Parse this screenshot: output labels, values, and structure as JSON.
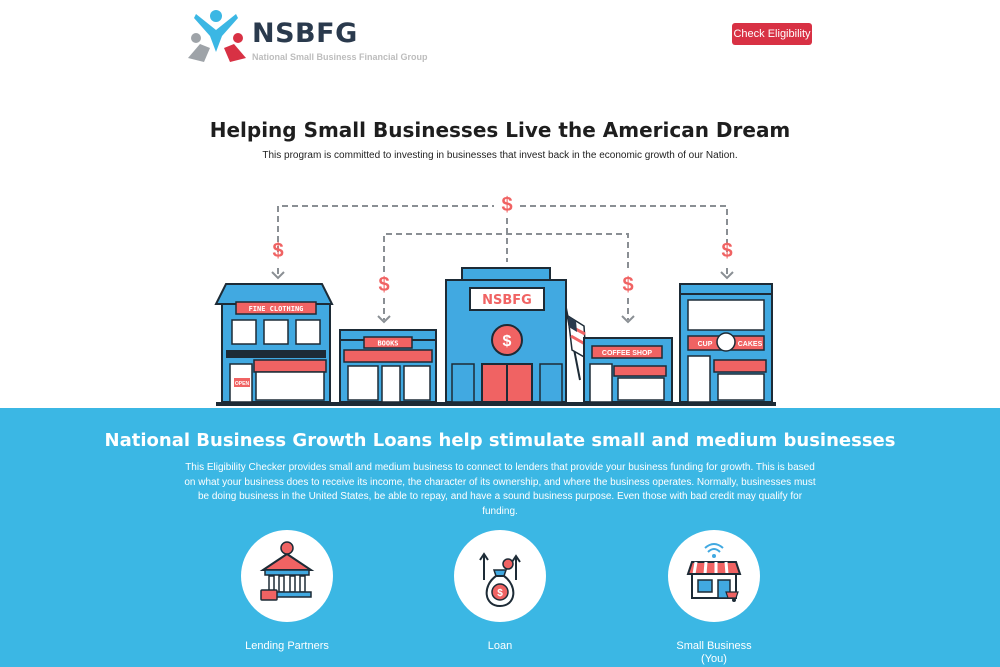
{
  "header": {
    "brand_name": "NSBFG",
    "brand_tagline": "National Small Business Financial Group",
    "cta_label": "Check Eligibility"
  },
  "hero": {
    "title": "Helping Small Businesses Live the American Dream",
    "subtitle": "This program is committed to investing in businesses that invest back in the economic growth of our Nation."
  },
  "illustration": {
    "dollar_sign": "$",
    "stores": {
      "fine_clothing": "FINE CLOTHING",
      "books": "BOOKS",
      "center_sign": "NSBFG",
      "coffee_shop": "COFFEE SHOP",
      "cupcakes_left": "CUP",
      "cupcakes_right": "CAKES",
      "open_sign": "OPEN"
    }
  },
  "info": {
    "title": "National Business Growth Loans help stimulate small and medium businesses",
    "body": "This Eligibility Checker provides small and medium business to connect to lenders that provide your business funding for growth. This is based on what your business does to receive its income, the character of its ownership, and where the business operates. Normally, businesses must be doing business in the United States, be able to repay, and have a sound business purpose. Even those with bad credit may qualify for funding."
  },
  "features": [
    {
      "label": "Lending Partners",
      "icon": "bank-icon"
    },
    {
      "label": "Loan",
      "icon": "money-bag-icon"
    },
    {
      "label": "Small Business\n(You)",
      "icon": "storefront-icon"
    }
  ],
  "colors": {
    "brand_dark": "#2a3a4d",
    "accent_red": "#d83144",
    "band_blue": "#3bb7e4",
    "store_blue": "#41a9e1",
    "store_red": "#f06363",
    "line_dark": "#1d2b36"
  }
}
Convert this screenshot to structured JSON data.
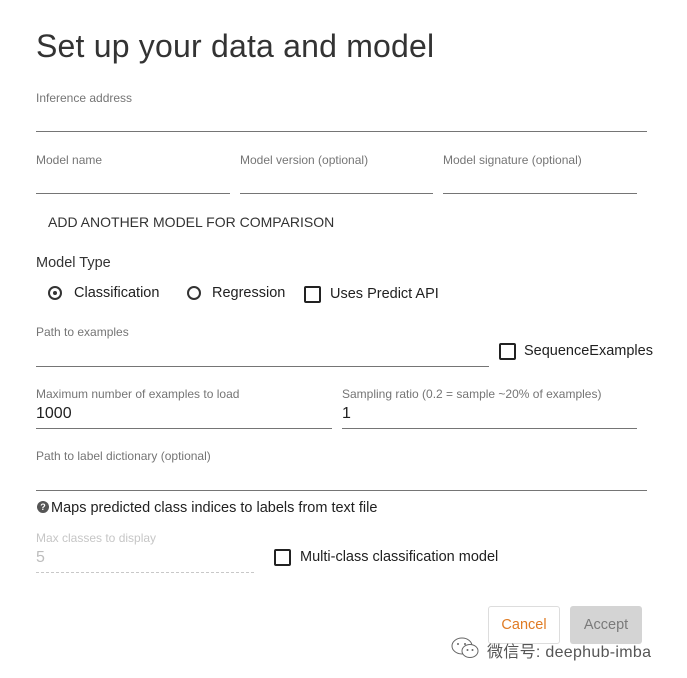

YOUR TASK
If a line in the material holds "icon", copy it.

SOLUTION TO THE EXERCISE
      "icon": "bank-icon"
      "icon": "money-bag-icon"
      "icon": "storefront-icon"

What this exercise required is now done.